For those offenders who cannot be diverted from the criminal justice system, it is essential to provide appropriate services within the system in prisons and jails. It can be done through the overall improvement of the healthcare system in penitentiary facilities, which will require the involvement of new staff members and mental health professionals. (Lewis, n.a.)
Along with the treatment within the penitentiary system or medical facilities, mentally ill criminals will require a separate attention from specialists in the field of adjusting to the community. According to Rayner (2011), many mentally ill people still suffer from the influences of the penitentiary system even after they leave prisons and jails. Therefore, suicide levels among this part of population are much higher than among the general public. It means that special approach to the transition process is required for the mentally ill.
Overall there are four main elements that are required for the improvement of the penitentiary system and its adjustment to the needs of the mentally ill. Screening procedures will improve the understanding of the person’s disease.
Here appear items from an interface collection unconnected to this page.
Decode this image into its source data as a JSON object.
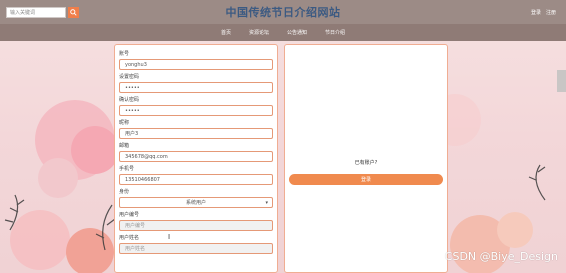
{
  "header": {
    "search_placeholder": "输入关键词",
    "site_title": "中国传统节日介绍网站",
    "links": [
      "登录",
      "注册"
    ]
  },
  "nav": [
    "首页",
    "资源论坛",
    "公告通知",
    "节日介绍"
  ],
  "form": {
    "fields": [
      {
        "label": "账号",
        "value": "yonghu3",
        "gray": false
      },
      {
        "label": "设置密码",
        "value": "•••••",
        "gray": false
      },
      {
        "label": "确认密码",
        "value": "•••••",
        "gray": false
      },
      {
        "label": "昵称",
        "value": "用户3",
        "gray": false
      },
      {
        "label": "邮箱",
        "value": "345678@qq.com",
        "gray": false
      },
      {
        "label": "手机号",
        "value": "13510466807",
        "gray": false
      }
    ],
    "identity_label": "身份",
    "identity_value": "系统用户",
    "extra_fields": [
      {
        "label": "用户编号",
        "value": "用户编号"
      },
      {
        "label": "用户姓名",
        "value": "用户姓名"
      }
    ]
  },
  "login_panel": {
    "question": "已有账户?",
    "login_button": "登录"
  },
  "watermark": "CSDN @Biye_Design",
  "colors": {
    "topbar": "#9c8b86",
    "nav": "#8f7b76",
    "accent": "#f08a4e",
    "title": "#3c5a82"
  }
}
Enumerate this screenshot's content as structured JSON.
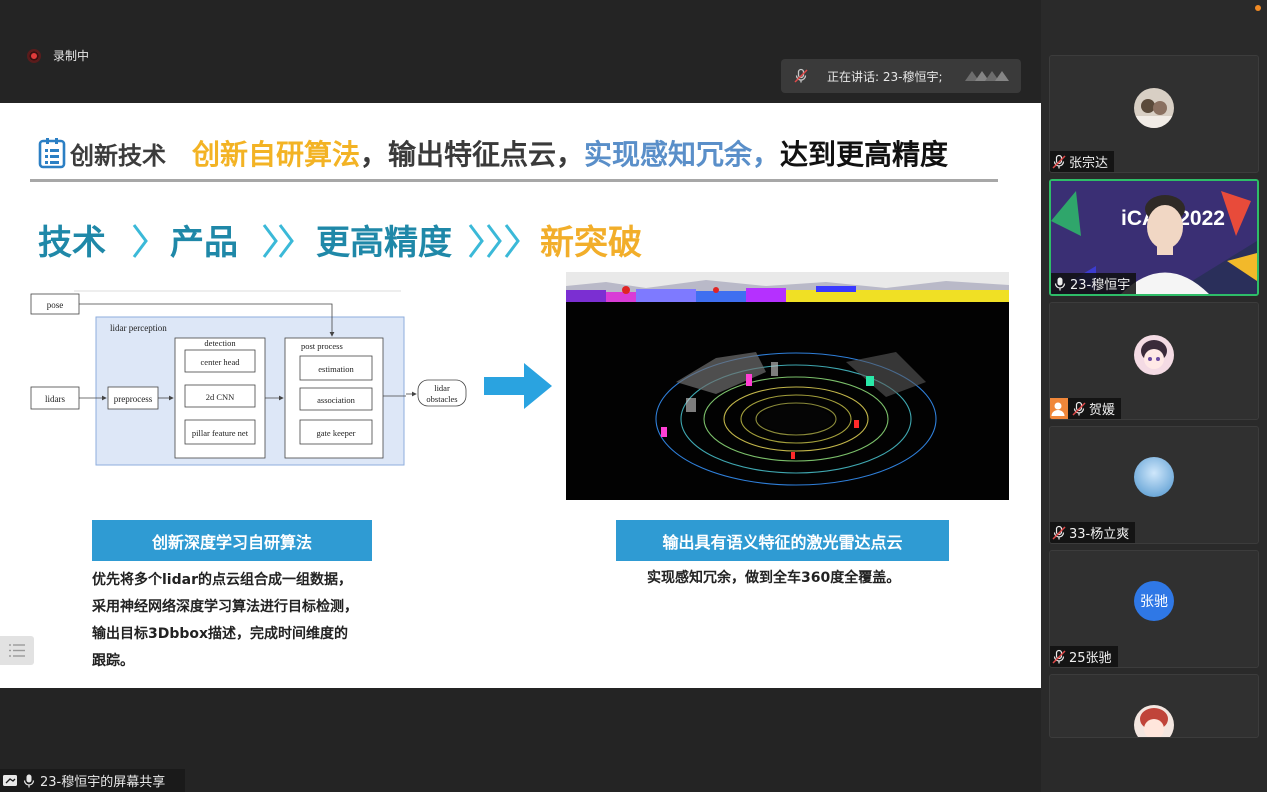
{
  "recording": {
    "label": "录制中"
  },
  "speaking": {
    "text": "正在讲话: 23-穆恒宇;"
  },
  "slide": {
    "title_main": "创新技术",
    "title_parts": [
      "创新自研算法",
      "，输出特征点云，",
      "实现感知冗余，",
      "达到更高精度"
    ],
    "steps": [
      "技术",
      "产品",
      "更高精度",
      "新突破"
    ],
    "diagram": {
      "pose": "pose",
      "lidars": "lidars",
      "group_label": "lidar perception",
      "preprocess": "preprocess",
      "detection_label": "detection",
      "detection_items": [
        "center head",
        "2d CNN",
        "pillar feature net"
      ],
      "post_label": "post process",
      "post_items": [
        "estimation",
        "association",
        "gate keeper"
      ],
      "output_line1": "lidar",
      "output_line2": "obstacles"
    },
    "banner_left": "创新深度学习自研算法",
    "banner_right": "输出具有语义特征的激光雷达点云",
    "left_desc": [
      "优先将多个lidar的点云组合成一组数据，",
      "采用神经网络深度学习算法进行目标检测，",
      "输出目标3Dbbox描述，完成时间维度的",
      "跟踪。"
    ],
    "right_desc": "实现感知冗余，做到全车360度全覆盖。"
  },
  "share_bar": {
    "label": "23-穆恒宇的屏幕共享"
  },
  "participants": [
    {
      "name": "张宗达",
      "mic": "muted",
      "avatar": "photo"
    },
    {
      "name": "23-穆恒宇",
      "mic": "speaking",
      "avatar": "video",
      "video_overlay_text": "iCAN 2022"
    },
    {
      "name": "贺媛",
      "mic": "muted",
      "avatar": "anime",
      "host": true
    },
    {
      "name": "33-杨立爽",
      "mic": "muted",
      "avatar": "sky"
    },
    {
      "name": "25张驰",
      "mic": "muted",
      "avatar": "text",
      "avatar_text": "张驰"
    },
    {
      "name": "",
      "mic": "muted",
      "avatar": "anime2"
    }
  ],
  "colors": {
    "accent_blue": "#2f9bd3",
    "title_yellow": "#f3b324",
    "title_blue": "#5a8fc9",
    "step_blue": "#1f88a8",
    "step_orange": "#f2ae2a",
    "active_border": "#2ebd68"
  }
}
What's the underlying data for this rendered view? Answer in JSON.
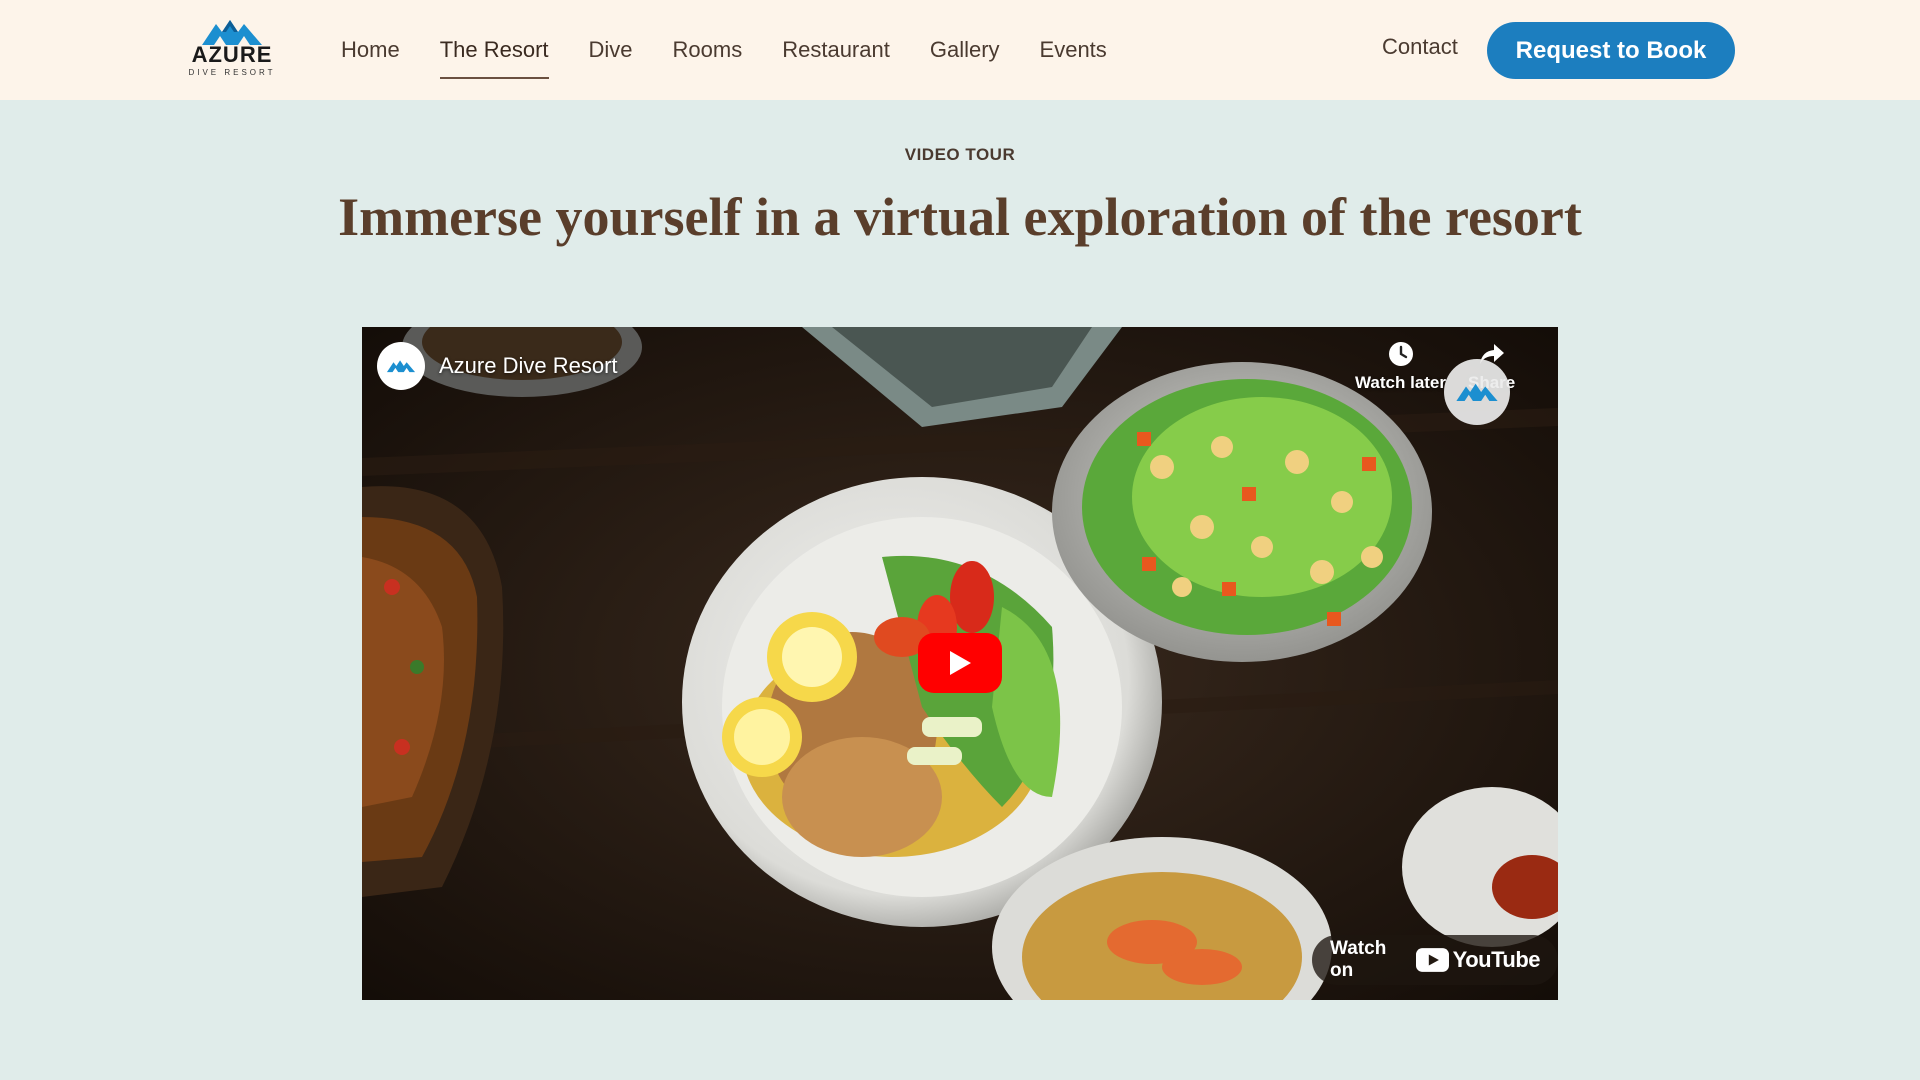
{
  "brand": {
    "name": "AZURE",
    "tagline": "DIVE RESORT",
    "accent": "#1c7ebf"
  },
  "nav": {
    "items": [
      {
        "label": "Home",
        "active": false
      },
      {
        "label": "The Resort",
        "active": true
      },
      {
        "label": "Dive",
        "active": false
      },
      {
        "label": "Rooms",
        "active": false
      },
      {
        "label": "Restaurant",
        "active": false
      },
      {
        "label": "Gallery",
        "active": false
      },
      {
        "label": "Events",
        "active": false
      }
    ],
    "contact": "Contact",
    "cta": "Request to Book"
  },
  "section": {
    "eyebrow": "VIDEO TOUR",
    "title": "Immerse yourself in a virtual exploration of the resort"
  },
  "video": {
    "channel_name": "Azure Dive Resort",
    "watch_later": "Watch later",
    "share": "Share",
    "watch_on": "Watch on",
    "platform": "YouTube",
    "play_color": "#ff0000"
  },
  "colors": {
    "header_bg": "#fdf4ea",
    "page_bg": "#e0ecea",
    "heading": "#5a3e2b"
  }
}
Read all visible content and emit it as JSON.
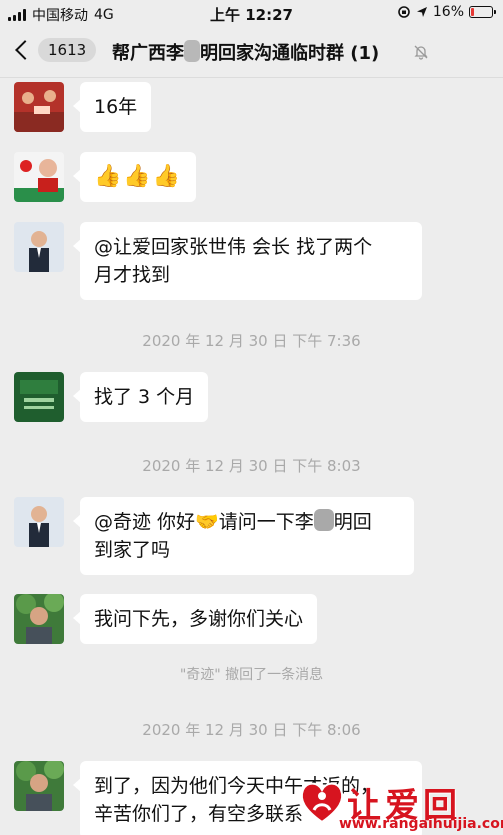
{
  "status_bar": {
    "carrier": "中国移动",
    "network": "4G",
    "time": "上午 12:27",
    "battery": "16%",
    "battery_level": 0.16
  },
  "nav": {
    "back_count": "1613",
    "title_prefix": "帮广西李",
    "title_suffix": "明回家沟通临时群",
    "member_count": "(1)"
  },
  "messages": [
    {
      "text": "16年",
      "avatar": "avatar-red-volunteers"
    },
    {
      "text": "👍👍👍",
      "avatar": "avatar-volunteer-logo"
    },
    {
      "text": "@让爱回家张世伟  会长 找了两个月才找到",
      "line1": "@让爱回家张世伟  会长 找了两个",
      "line2": "月才找到",
      "avatar": "avatar-man-suit"
    },
    {
      "text": "找了 3 个月",
      "avatar": "avatar-green-sign"
    },
    {
      "line1_prefix": "@奇迹 你好",
      "line1_emoji": "🤝",
      "line1_rest": "请问一下李",
      "line1_after": "明回",
      "line2": "到家了吗",
      "avatar": "avatar-man-suit"
    },
    {
      "text": "我问下先，多谢你们关心",
      "avatar": "avatar-man-tree"
    },
    {
      "line1": "到了，因为他们今天中午才返的，",
      "line2": "辛苦你们了，有空多联系",
      "avatar": "avatar-man-tree"
    }
  ],
  "timestamps": [
    "2020 年 12 月 30 日  下午 7:36",
    "2020 年 12 月 30 日  下午 8:03",
    "2020 年 12 月 30 日  下午 8:06"
  ],
  "system_notice": "\"奇迹\" 撤回了一条消息",
  "watermark": {
    "text": "让爱回家",
    "url": "www.rangaihuijia.com"
  },
  "colors": {
    "bg": "#ededed",
    "bubble": "#ffffff",
    "meta": "#a9a9a9",
    "brand_red": "#d7141f"
  }
}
While some offenders would be diverted to specialized institutions, others should be able to receive proper treatment within the penitentiary system. Lastly, a set of special programs should assist mentally ill criminals in the process of adjusting to the community.
This research has shown that within the penitentiary system the amount of mentally ill inmates is much higher than in the rest of the community. The number of prisons has significantly grown over the past decades, which has happened along with the decrease of the number of healthcare institutions specializing on mental health. As a result, many of those spending time in healthcare facilities have entered the penitentiary system. Currently, the prevailing part of the civilized world faces the same problem – the dramatic number of mentally ill people locked in prisons and jails.
One might think that the criminal justice system has developed a special approach to people with mental illnesses. In fact, neither of the “special features” is beneficial for the mentally ill. In prisons, they usually receive the same treatment as all other inmates and proper support of the mental health specialists is rarely provided. While entering the criminal justice system, the mentally ill do not get softer treatment. In many cases, they even receive harsher punishments. This happens because this group of population is widely criminalized due to the inaccurate beliefs of the wide public.
Within the criminal justice system, the state of mentally ill inmates usually gets worse due to the lack of adequate treatment and support of specialists. This leads to the increased number of suicide attempts in prisons. As a result, instead of improving mentally ill offenders, the system only creates negative consequences for the inmates’ health.
The current approach of the criminal justice system to the mentally ill convicts is neither economically nor morally justified. As a response to the current situation, researchers have developed a number of approaches, which unite the improved prison healthcare facilities with the possibility to divert the majority of the mentally ill from the system. These programs also propose special preparation trainings for the period of transition back to the community.